We've taken a look at the most common questions asked about parking, to help you have a better idea of what you can and can't do.
Parking on residential streets
There are no rules against parking here unless a sign says otherwise.
Of course, you need to be mindful of any lines that may be on the road and that you're not blocking anyone's drive, but normally it's fair game.
Overstaying your time
If you are parked in a council car park or on a regulated street, you will be given an extra 10 minutes before your time expires to return to your vehicle.
This rule has been in play since 2015 but does not apply to privately run car parks.
Always be sure to buy a ticket though, as there will be no leeway if a warden spots your car parked and you haven't paid for the privilege to be there.
Single yellow lines
You can't park on single yellow lines during the hours of control, and specific times vary by location. You will be able to see when these times are via signs that will be nearby to enforce the rule.
Outside of these times, you can park unless there are kerb markings.
Even if there are times enforced, you should still be okay to stop to pick up or drop off if you're only going to be there a couple of minutes.
Double yellow lines
It's best to be cautious with double yellows and avoid parking on them where possible.
In some instances, you can drop off and pick up while on them, but you should probably keep driving and look for a better option, just to be safe.
These are typically found on busy roads and in city centres to stop people from parking on them and causing more congestion than there already is.

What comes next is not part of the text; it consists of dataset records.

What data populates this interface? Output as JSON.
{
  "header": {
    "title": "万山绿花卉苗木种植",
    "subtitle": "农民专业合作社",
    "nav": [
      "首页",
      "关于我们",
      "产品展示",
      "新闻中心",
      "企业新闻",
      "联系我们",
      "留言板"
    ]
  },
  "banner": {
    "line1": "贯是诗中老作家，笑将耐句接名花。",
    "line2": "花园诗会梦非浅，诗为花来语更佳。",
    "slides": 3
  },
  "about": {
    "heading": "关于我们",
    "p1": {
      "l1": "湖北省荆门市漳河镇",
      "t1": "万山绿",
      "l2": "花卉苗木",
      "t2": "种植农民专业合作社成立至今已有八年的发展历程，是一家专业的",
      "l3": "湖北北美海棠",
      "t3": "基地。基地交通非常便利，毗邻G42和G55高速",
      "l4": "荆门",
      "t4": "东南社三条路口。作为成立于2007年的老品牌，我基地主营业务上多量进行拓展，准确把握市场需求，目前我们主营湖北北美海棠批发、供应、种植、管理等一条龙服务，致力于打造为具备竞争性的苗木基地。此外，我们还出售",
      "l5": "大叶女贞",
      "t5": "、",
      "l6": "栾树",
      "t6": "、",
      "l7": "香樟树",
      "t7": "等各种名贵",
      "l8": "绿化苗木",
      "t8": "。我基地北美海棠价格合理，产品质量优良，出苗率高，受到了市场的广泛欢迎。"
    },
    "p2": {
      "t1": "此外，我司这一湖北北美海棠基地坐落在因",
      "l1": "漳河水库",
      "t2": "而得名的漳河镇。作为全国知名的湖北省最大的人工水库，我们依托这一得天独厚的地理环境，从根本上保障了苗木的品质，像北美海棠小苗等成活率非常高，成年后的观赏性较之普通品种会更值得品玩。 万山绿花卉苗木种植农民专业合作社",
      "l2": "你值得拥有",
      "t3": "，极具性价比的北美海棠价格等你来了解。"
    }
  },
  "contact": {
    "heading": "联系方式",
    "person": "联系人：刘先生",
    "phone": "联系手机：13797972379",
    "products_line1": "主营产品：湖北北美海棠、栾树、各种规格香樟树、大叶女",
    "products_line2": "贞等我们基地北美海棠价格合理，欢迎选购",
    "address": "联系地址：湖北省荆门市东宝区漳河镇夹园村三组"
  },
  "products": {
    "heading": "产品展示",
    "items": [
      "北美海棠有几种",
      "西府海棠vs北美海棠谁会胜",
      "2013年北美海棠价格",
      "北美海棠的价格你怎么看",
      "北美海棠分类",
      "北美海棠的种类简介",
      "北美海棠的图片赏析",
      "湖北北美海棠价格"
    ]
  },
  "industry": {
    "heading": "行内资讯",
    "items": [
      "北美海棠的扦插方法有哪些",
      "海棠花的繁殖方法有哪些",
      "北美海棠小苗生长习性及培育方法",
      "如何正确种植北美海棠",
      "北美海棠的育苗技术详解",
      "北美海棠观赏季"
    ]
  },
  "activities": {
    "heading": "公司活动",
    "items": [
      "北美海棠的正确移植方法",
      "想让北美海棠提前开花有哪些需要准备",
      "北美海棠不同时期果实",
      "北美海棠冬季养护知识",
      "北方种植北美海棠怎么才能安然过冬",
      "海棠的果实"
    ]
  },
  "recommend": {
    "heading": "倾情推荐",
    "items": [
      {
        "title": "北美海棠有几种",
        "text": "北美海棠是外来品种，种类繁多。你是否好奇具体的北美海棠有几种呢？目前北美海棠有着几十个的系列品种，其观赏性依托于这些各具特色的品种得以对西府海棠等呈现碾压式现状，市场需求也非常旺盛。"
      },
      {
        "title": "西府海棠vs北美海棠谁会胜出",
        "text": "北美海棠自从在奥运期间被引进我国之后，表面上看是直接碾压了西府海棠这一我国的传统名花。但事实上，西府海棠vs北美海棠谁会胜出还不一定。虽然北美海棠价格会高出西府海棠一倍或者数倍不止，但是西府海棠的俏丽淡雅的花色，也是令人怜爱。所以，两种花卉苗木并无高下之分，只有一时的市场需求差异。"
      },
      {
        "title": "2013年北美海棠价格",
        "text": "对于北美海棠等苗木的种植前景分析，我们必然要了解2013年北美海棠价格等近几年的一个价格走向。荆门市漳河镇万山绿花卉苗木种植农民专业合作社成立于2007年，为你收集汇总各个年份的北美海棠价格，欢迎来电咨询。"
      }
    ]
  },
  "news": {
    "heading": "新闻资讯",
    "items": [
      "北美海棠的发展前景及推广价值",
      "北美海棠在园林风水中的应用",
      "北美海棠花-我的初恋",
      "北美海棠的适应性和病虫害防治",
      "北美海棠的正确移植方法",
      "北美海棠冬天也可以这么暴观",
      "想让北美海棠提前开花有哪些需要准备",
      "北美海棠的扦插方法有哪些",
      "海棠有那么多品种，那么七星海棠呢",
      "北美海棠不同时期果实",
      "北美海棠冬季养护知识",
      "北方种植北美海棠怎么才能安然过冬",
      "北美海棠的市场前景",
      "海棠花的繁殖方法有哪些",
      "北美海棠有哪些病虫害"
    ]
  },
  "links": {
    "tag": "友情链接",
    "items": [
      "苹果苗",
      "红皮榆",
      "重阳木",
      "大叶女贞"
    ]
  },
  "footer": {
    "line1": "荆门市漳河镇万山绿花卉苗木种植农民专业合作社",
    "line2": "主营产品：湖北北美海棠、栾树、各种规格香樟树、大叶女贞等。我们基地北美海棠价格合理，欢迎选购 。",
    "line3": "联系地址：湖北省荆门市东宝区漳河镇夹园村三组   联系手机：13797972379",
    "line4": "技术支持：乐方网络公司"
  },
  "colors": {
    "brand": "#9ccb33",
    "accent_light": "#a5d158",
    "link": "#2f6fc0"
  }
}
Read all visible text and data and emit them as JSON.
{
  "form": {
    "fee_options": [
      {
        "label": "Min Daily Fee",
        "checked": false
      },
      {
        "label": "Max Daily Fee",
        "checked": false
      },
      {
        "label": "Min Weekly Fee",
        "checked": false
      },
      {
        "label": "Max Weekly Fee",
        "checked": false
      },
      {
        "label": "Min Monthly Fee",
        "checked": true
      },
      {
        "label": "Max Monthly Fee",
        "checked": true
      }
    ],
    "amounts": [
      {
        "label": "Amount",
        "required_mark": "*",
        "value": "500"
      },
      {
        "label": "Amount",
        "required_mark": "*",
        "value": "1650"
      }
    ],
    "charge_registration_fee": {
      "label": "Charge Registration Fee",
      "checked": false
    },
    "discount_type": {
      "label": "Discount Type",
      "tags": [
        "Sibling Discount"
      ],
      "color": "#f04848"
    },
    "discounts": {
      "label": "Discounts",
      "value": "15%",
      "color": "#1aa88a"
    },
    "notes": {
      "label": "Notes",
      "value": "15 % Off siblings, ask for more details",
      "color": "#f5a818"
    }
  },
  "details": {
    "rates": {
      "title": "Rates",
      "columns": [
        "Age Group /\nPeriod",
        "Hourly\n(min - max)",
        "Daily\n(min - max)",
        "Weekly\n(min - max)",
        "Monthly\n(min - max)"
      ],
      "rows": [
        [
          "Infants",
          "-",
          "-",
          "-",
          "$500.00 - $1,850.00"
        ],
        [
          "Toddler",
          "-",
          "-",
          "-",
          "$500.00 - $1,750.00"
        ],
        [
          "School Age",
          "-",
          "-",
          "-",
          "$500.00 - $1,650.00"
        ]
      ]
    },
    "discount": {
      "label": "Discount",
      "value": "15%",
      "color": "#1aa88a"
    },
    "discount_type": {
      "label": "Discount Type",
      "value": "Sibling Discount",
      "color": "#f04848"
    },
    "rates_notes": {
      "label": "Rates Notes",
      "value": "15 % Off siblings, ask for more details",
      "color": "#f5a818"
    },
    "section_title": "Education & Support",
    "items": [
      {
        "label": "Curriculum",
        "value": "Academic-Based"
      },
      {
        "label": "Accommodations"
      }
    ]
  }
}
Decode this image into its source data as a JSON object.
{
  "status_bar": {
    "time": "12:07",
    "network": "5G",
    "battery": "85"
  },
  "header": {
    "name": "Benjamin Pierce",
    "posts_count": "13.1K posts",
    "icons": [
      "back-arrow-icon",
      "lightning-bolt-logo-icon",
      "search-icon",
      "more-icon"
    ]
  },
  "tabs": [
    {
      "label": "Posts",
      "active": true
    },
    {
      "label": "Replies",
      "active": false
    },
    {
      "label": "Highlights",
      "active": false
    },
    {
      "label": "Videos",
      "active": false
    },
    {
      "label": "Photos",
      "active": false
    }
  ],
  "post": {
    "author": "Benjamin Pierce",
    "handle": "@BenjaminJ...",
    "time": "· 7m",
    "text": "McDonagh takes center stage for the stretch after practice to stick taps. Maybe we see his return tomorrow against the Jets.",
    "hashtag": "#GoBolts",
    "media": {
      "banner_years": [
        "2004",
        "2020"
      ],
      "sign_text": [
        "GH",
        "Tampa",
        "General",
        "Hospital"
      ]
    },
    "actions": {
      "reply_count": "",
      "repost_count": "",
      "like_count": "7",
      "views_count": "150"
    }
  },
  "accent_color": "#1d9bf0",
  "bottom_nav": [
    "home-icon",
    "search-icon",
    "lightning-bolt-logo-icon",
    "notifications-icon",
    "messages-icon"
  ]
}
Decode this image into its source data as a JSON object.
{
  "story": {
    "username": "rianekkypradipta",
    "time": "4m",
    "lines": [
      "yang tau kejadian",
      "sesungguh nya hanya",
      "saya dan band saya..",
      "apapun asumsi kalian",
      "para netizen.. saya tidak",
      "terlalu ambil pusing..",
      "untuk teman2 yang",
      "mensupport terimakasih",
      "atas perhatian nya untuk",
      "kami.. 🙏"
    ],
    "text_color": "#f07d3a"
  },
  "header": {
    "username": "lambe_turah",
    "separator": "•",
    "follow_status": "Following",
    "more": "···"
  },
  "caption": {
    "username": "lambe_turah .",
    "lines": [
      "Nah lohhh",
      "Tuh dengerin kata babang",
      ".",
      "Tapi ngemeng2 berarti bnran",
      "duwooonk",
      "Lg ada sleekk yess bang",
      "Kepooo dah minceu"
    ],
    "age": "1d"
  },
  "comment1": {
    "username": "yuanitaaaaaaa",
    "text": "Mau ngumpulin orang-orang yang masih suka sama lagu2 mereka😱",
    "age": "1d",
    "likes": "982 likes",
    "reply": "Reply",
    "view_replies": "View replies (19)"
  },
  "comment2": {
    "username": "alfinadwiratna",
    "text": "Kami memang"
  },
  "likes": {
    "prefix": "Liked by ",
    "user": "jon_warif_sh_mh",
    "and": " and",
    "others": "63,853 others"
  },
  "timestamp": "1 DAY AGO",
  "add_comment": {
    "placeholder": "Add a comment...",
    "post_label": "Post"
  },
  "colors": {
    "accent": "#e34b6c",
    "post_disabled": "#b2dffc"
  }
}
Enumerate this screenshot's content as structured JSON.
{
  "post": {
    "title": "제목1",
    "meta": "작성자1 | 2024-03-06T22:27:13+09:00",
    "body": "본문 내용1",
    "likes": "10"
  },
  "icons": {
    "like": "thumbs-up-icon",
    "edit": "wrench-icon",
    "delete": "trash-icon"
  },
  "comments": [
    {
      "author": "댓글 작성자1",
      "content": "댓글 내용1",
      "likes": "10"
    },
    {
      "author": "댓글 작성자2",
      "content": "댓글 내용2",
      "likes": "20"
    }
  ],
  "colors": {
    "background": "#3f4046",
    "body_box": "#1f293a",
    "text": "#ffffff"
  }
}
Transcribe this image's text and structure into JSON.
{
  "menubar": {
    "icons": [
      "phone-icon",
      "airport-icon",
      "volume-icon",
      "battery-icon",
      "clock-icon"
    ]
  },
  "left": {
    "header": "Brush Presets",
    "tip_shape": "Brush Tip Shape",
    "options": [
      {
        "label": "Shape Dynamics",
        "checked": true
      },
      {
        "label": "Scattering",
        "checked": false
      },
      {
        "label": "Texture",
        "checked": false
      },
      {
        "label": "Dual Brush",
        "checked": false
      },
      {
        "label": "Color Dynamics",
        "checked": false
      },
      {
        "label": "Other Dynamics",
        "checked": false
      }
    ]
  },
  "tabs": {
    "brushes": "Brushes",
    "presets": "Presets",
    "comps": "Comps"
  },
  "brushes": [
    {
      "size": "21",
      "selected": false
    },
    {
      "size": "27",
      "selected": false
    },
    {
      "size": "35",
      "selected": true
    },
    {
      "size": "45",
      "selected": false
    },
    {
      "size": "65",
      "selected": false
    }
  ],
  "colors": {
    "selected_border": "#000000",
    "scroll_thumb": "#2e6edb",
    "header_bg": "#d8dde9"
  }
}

You should aim to completely avoid these as it's unlikely you'll be able to park on them anytime.
Parking opposite a junction
Put simply, it is illegal, and you could be fined up to £100 if caught parked within 30 feet of one.
The reason is that you could be obstructing other road users which ultimately puts everyone at more risk of having an accident.
Unsighted drivers pulling out of a junction may plough straight into the back of your vehicle if you are too close.
Free parking on Bank Holidays
This is quite a grey area as you'd expect most parking spots to be free on national holidays.
However, it's worth double-checking any signs you see nearby before committing to parking there.
If there is no free parking available, the likelihood is there will be a warden on patrol, so it's not worth the risk.
Not paying a parking fine
If you don't pay a penalty charge notice within 28 days, the cost of the fine could increase by 50%. If however, you paid it within 14 days of receiving it, it could decrease by 50%.
If you continue to refuse to pay, the authority who issued the ticket could seek legal action.
If you receive a fixed penalty notice, then the police could prosecute you and give you a criminal record, as well as make you pay a heftier fine and possibly court fees.
Appealing a parking ticket
You are within your rights to appeal a parking ticket if you believe it was issued incorrectly or unfairly.
But it's critical that you support your claim with evidence, using images on your phone with timestamps to prove your innocence.
Times when you may have grounds to appeal are:
- The parking signs were unclear.
- The machines were out of order or there was no way to pay via your phone.
- You couldn't get back to your car for whatever reason.
- You were only a couple of minutes over your time.
Police, the DVLA, and local authorities have the right to clamp your vehicle if they believe you have no tax or insurance.
But you can't be clamped on private land or by vigilantes if you believe you have parked illegally.